[Collection entries]
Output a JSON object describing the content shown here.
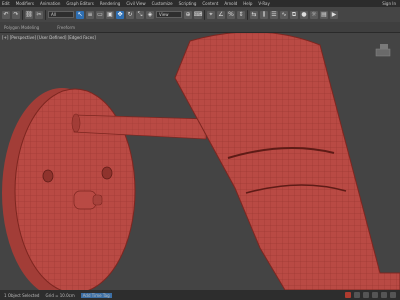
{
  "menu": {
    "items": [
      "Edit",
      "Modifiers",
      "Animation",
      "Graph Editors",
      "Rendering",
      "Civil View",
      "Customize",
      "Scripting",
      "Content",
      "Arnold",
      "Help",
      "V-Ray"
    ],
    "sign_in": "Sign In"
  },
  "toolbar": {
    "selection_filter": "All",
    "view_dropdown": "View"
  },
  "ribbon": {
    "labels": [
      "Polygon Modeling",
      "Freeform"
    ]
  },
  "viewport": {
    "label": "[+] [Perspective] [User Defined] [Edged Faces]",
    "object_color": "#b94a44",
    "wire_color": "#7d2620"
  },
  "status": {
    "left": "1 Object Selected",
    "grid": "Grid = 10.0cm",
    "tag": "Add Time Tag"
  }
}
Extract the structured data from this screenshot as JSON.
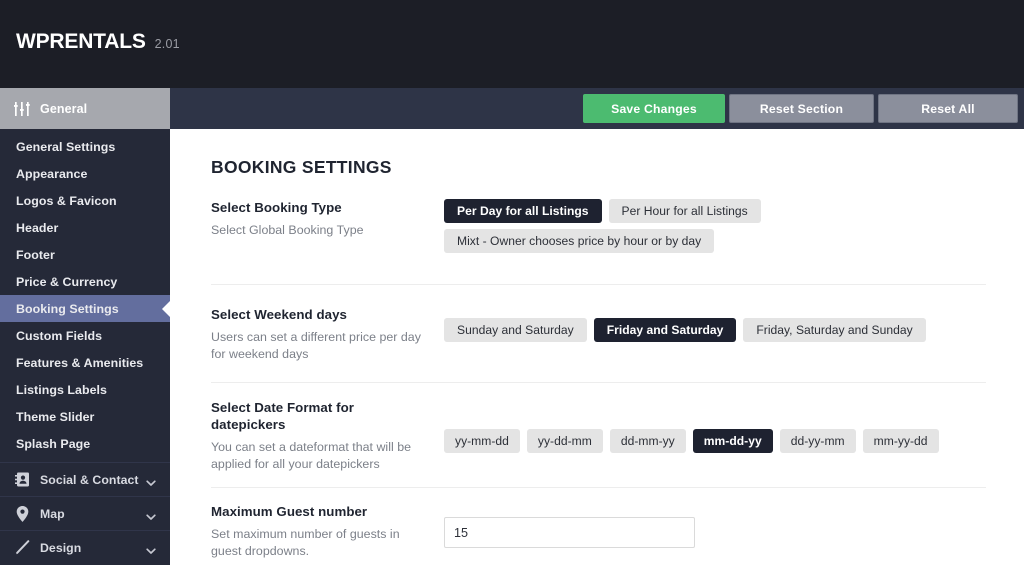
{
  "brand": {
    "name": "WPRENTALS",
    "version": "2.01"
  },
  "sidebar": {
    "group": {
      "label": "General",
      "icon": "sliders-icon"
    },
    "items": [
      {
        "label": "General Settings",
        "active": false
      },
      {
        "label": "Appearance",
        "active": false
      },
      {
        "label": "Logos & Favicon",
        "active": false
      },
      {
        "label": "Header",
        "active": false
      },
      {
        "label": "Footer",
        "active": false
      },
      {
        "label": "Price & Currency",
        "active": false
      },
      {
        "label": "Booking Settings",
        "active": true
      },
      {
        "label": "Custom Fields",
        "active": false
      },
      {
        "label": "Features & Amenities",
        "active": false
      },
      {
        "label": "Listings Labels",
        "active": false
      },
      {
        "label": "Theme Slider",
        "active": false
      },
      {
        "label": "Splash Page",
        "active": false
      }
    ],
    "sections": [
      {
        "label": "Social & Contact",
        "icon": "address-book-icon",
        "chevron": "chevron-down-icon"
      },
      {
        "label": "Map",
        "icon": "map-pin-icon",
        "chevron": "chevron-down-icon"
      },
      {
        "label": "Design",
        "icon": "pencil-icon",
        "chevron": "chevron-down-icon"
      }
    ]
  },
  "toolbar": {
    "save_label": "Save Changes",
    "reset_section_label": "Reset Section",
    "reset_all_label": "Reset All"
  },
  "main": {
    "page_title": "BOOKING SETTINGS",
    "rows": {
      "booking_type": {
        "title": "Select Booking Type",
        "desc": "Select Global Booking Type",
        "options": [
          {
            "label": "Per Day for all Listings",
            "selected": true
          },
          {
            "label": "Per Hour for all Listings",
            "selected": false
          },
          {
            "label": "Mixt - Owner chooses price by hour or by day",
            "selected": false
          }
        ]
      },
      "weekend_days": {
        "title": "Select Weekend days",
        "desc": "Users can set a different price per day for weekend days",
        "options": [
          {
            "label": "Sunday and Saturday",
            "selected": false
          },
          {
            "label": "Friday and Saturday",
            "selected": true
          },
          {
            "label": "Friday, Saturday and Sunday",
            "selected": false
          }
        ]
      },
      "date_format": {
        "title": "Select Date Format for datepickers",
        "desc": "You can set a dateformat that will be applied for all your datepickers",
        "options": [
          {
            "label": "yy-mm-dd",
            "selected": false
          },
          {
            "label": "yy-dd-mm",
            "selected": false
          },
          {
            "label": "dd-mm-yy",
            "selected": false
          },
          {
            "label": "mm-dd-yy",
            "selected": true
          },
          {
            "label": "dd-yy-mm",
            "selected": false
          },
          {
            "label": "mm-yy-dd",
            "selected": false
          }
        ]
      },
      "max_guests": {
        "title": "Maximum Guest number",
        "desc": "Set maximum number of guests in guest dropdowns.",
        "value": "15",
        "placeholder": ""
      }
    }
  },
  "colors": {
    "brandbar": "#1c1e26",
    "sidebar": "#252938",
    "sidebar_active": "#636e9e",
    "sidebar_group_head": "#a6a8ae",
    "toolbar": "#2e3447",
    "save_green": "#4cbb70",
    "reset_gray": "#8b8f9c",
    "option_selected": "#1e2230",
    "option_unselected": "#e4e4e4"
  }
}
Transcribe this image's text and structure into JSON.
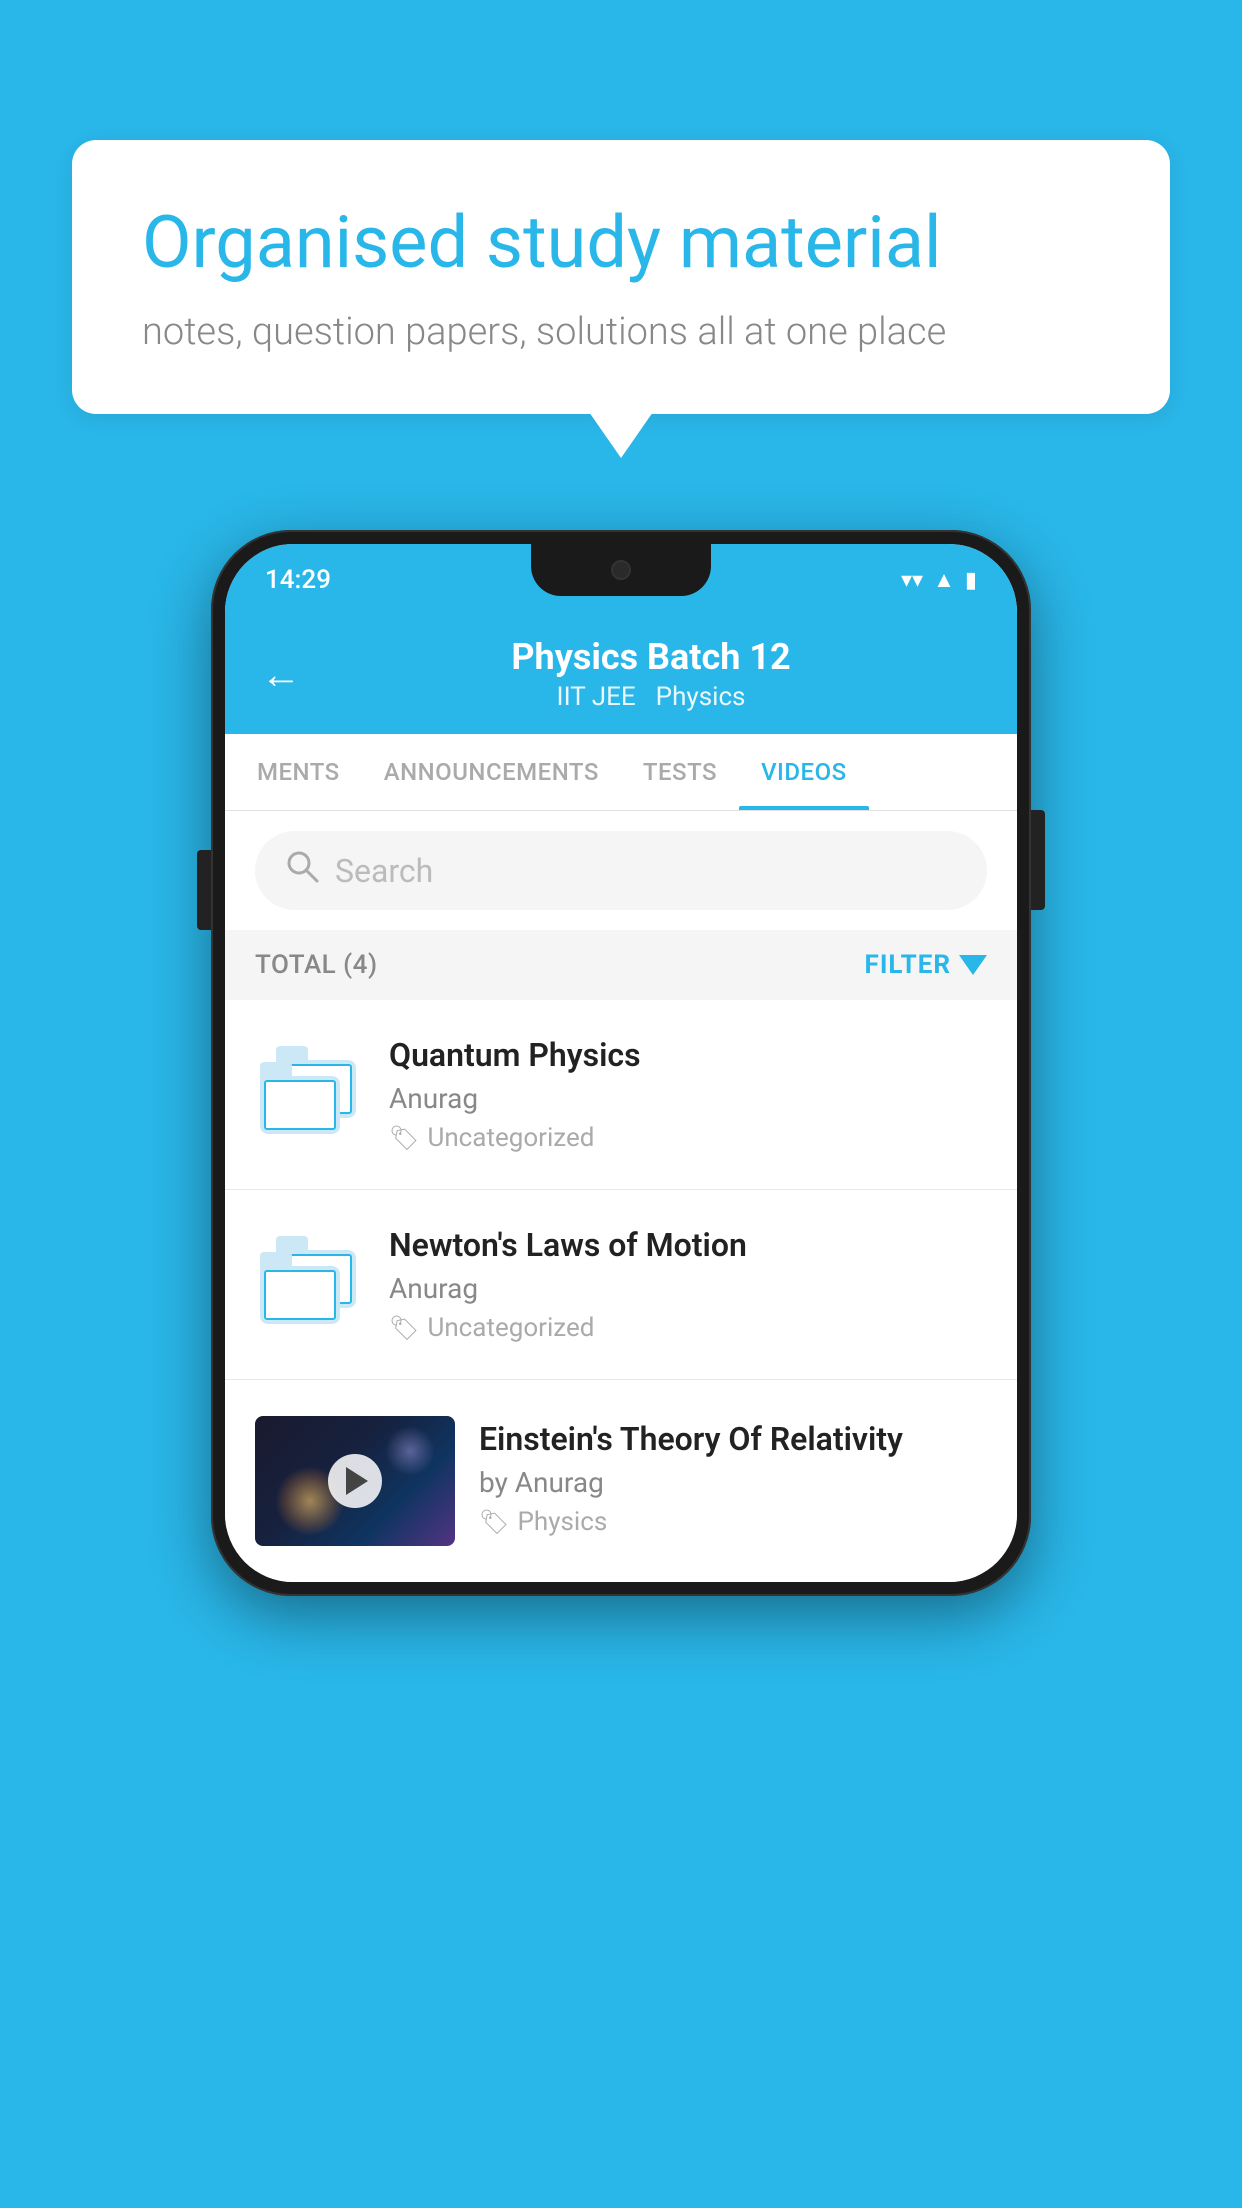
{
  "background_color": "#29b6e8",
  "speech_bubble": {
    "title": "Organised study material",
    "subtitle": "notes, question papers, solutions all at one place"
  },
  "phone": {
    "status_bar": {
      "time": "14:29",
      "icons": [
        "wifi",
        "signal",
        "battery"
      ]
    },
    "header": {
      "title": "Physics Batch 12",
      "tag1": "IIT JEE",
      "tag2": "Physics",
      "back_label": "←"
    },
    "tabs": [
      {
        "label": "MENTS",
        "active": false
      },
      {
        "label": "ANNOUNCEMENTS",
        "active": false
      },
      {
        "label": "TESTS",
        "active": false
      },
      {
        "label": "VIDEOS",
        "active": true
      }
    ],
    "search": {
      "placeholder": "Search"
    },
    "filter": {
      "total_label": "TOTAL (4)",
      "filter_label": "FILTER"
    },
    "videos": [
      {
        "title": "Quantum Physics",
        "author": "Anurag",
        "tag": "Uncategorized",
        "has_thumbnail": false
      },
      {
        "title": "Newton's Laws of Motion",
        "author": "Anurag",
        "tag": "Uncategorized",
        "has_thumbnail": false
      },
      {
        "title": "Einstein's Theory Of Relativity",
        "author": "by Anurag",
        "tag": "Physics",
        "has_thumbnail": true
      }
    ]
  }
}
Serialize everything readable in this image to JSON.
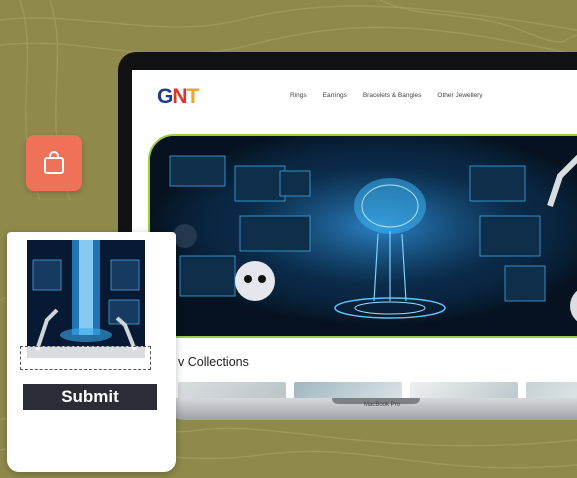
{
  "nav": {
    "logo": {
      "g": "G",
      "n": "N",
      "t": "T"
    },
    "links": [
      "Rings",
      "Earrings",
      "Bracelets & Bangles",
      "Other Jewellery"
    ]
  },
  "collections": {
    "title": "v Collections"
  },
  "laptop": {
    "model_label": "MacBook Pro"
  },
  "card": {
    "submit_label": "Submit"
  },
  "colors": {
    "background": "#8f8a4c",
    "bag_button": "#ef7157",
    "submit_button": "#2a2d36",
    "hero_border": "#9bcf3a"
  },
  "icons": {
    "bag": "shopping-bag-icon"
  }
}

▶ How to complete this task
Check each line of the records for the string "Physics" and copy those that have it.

▶ Solution below
      "title": "Physics Batch 12",
      "tag2": "Physics",
        "title": "Quantum Physics",
        "tag": "Physics",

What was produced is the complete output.